(Beginning of DATA TO USE)

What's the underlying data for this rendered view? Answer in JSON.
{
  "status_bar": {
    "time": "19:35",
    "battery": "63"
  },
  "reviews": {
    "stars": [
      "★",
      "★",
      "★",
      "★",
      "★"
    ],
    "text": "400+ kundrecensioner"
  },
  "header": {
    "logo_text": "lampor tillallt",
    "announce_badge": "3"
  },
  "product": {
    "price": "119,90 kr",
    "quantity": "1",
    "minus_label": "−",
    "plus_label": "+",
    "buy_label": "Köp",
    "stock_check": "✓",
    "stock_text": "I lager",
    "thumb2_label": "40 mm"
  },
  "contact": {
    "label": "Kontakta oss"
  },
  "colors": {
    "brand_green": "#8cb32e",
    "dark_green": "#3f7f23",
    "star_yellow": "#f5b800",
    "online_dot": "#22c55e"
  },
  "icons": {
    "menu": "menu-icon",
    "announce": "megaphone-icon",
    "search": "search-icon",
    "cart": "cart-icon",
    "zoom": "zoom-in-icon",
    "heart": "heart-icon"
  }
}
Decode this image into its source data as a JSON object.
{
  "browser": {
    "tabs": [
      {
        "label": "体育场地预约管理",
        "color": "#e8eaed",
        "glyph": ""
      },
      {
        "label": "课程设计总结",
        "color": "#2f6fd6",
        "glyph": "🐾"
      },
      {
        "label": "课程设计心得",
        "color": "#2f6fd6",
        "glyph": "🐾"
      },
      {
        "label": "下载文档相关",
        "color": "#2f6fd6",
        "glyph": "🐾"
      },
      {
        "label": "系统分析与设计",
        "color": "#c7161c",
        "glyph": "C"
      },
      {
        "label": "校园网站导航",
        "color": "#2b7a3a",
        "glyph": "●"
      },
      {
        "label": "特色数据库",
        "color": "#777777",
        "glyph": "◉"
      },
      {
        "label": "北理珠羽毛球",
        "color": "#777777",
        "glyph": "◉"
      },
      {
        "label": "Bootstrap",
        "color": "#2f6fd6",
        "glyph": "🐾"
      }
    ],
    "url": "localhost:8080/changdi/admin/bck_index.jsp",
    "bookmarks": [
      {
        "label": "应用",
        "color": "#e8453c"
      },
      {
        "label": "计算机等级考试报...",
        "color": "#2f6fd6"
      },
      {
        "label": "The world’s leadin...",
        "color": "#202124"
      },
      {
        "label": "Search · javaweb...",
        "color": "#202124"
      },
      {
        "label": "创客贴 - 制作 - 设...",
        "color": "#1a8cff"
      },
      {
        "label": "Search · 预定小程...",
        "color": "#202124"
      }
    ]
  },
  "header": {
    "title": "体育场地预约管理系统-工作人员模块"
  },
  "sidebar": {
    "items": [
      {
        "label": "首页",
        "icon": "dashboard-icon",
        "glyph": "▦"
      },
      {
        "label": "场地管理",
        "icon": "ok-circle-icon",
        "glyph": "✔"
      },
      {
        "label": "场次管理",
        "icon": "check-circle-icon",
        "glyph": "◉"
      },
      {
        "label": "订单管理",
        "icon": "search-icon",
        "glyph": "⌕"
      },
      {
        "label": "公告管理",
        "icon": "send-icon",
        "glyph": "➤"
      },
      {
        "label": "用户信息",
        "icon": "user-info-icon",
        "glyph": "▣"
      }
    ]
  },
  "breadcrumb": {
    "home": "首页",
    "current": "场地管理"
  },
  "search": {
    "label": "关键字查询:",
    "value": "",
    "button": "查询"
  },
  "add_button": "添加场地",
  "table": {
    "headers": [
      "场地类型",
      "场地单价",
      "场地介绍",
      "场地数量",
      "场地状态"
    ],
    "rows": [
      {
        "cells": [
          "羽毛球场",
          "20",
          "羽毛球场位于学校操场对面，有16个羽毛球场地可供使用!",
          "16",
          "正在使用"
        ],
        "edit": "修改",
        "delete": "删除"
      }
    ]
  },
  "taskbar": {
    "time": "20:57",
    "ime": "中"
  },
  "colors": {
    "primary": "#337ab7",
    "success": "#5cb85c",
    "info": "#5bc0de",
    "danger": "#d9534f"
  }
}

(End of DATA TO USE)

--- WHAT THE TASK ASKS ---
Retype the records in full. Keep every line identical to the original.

--- RESULT OF THE TASK ---
What's the underlying data for this rendered view? Answer in JSON.
{
  "status_bar": {
    "time": "19:35",
    "battery": "63"
  },
  "reviews": {
    "stars": [
      "★",
      "★",
      "★",
      "★",
      "★"
    ],
    "text": "400+ kundrecensioner"
  },
  "header": {
    "logo_text": "lampor tillallt",
    "announce_badge": "3"
  },
  "product": {
    "price": "119,90 kr",
    "quantity": "1",
    "minus_label": "−",
    "plus_label": "+",
    "buy_label": "Köp",
    "stock_check": "✓",
    "stock_text": "I lager",
    "thumb2_label": "40 mm"
  },
  "contact": {
    "label": "Kontakta oss"
  },
  "colors": {
    "brand_green": "#8cb32e",
    "dark_green": "#3f7f23",
    "star_yellow": "#f5b800",
    "online_dot": "#22c55e"
  },
  "icons": {
    "menu": "menu-icon",
    "announce": "megaphone-icon",
    "search": "search-icon",
    "cart": "cart-icon",
    "zoom": "zoom-in-icon",
    "heart": "heart-icon"
  }
}
Decode this image into its source data as a JSON object.
{
  "browser": {
    "tabs": [
      {
        "label": "体育场地预约管理",
        "color": "#e8eaed",
        "glyph": ""
      },
      {
        "label": "课程设计总结",
        "color": "#2f6fd6",
        "glyph": "🐾"
      },
      {
        "label": "课程设计心得",
        "color": "#2f6fd6",
        "glyph": "🐾"
      },
      {
        "label": "下载文档相关",
        "color": "#2f6fd6",
        "glyph": "🐾"
      },
      {
        "label": "系统分析与设计",
        "color": "#c7161c",
        "glyph": "C"
      },
      {
        "label": "校园网站导航",
        "color": "#2b7a3a",
        "glyph": "●"
      },
      {
        "label": "特色数据库",
        "color": "#777777",
        "glyph": "◉"
      },
      {
        "label": "北理珠羽毛球",
        "color": "#777777",
        "glyph": "◉"
      },
      {
        "label": "Bootstrap",
        "color": "#2f6fd6",
        "glyph": "🐾"
      }
    ],
    "url": "localhost:8080/changdi/admin/bck_index.jsp",
    "bookmarks": [
      {
        "label": "应用",
        "color": "#e8453c"
      },
      {
        "label": "计算机等级考试报...",
        "color": "#2f6fd6"
      },
      {
        "label": "The world’s leadin...",
        "color": "#202124"
      },
      {
        "label": "Search · javaweb...",
        "color": "#202124"
      },
      {
        "label": "创客贴 - 制作 - 设...",
        "color": "#1a8cff"
      },
      {
        "label": "Search · 预定小程...",
        "color": "#202124"
      }
    ]
  },
  "header": {
    "title": "体育场地预约管理系统-工作人员模块"
  },
  "sidebar": {
    "items": [
      {
        "label": "首页",
        "icon": "dashboard-icon",
        "glyph": "▦"
      },
      {
        "label": "场地管理",
        "icon": "ok-circle-icon",
        "glyph": "✔"
      },
      {
        "label": "场次管理",
        "icon": "check-circle-icon",
        "glyph": "◉"
      },
      {
        "label": "订单管理",
        "icon": "search-icon",
        "glyph": "⌕"
      },
      {
        "label": "公告管理",
        "icon": "send-icon",
        "glyph": "➤"
      },
      {
        "label": "用户信息",
        "icon": "user-info-icon",
        "glyph": "▣"
      }
    ]
  },
  "breadcrumb": {
    "home": "首页",
    "current": "场地管理"
  },
  "search": {
    "label": "关键字查询:",
    "value": "",
    "button": "查询"
  },
  "add_button": "添加场地",
  "table": {
    "headers": [
      "场地类型",
      "场地单价",
      "场地介绍",
      "场地数量",
      "场地状态"
    ],
    "rows": [
      {
        "cells": [
          "羽毛球场",
          "20",
          "羽毛球场位于学校操场对面，有16个羽毛球场地可供使用!",
          "16",
          "正在使用"
        ],
        "edit": "修改",
        "delete": "删除"
      }
    ]
  },
  "taskbar": {
    "time": "20:57",
    "ime": "中"
  },
  "colors": {
    "primary": "#337ab7",
    "success": "#5cb85c",
    "info": "#5bc0de",
    "danger": "#d9534f"
  }
}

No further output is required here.